Former California state lawmaker indicted on federal bribery charges
The dark side of political nepotism reveals its ugly head once again
[ Editor’s Note: Higher Education bribery scandals continue to come forward, a hint that the country is awash with these, and with law enforcement generally looking the other way to avoid becoming the enemies of the political establishment that takes a compliant law enforcement as part of the trappings of office.
One can see how aspiring politicians would want to use their office to do well by their children by shoe horning them into some career opportunity that they have neither earned nor deserve, but quite the contrary. They are just political grifter wannabes like their parents.
Hopefully these high profile cases will trigger whistleblowers to come forward and start uncovering more of these cheating situations, where someone who worked hard and earned a shot at a good academia slot had some sleazeball slide in ahead them… Jim W. Dean ]
First published … October 14, 2021
LOS ANGELES — Los Angeles City Councilmember Mark Ridley-Thomas was indicted on federal charges Wednesday for his role in an alleged bribery scheme that landed his son a professorship at USC.
Federal prosecutors alleged in a 20-count indictment that Ridley-Thomas helped direct funding and contracts to USC’s school of social work while serving on the Los Angeles County Board of Supervisors.
In exchange, his son, former state lawmaker Sebastian Ridley-Thomas, was guaranteed graduate school admission and a paid teaching position by the school’s then-dean, Marilyn Louise Flynn.
Mark Ridley-Thomas also moved $100,000 from a campaign committee through USC and eventually into the account of a nonprofit that employed his son, the indictment alleges.
The case capped an extraordinary day of corruption scandals in California. It came just hours after news that a top labor leader, Alma Hernández, faced state charges of embezzlement, tax fraud and perjury and that she had resigned from her post as executive director of SEIU California.
Flynn, who has since retired from USC, was also named in the indictment.
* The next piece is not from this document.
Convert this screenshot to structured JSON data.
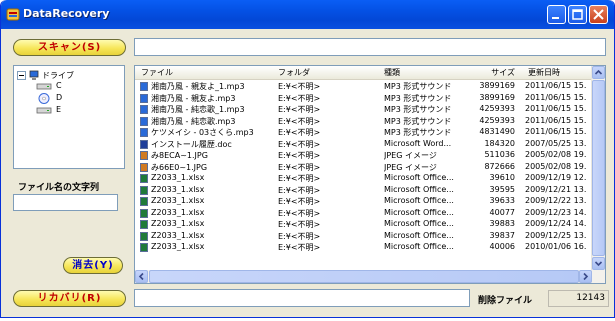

Along with the bribery charges, Mark Ridley-Thomas and Flynn also face conspiracy, mail fraud and wire fraud counts. Those charges carry maximum penalties ranging from five to 20 years in prison.
Jim W. Dean Archives 2009-2014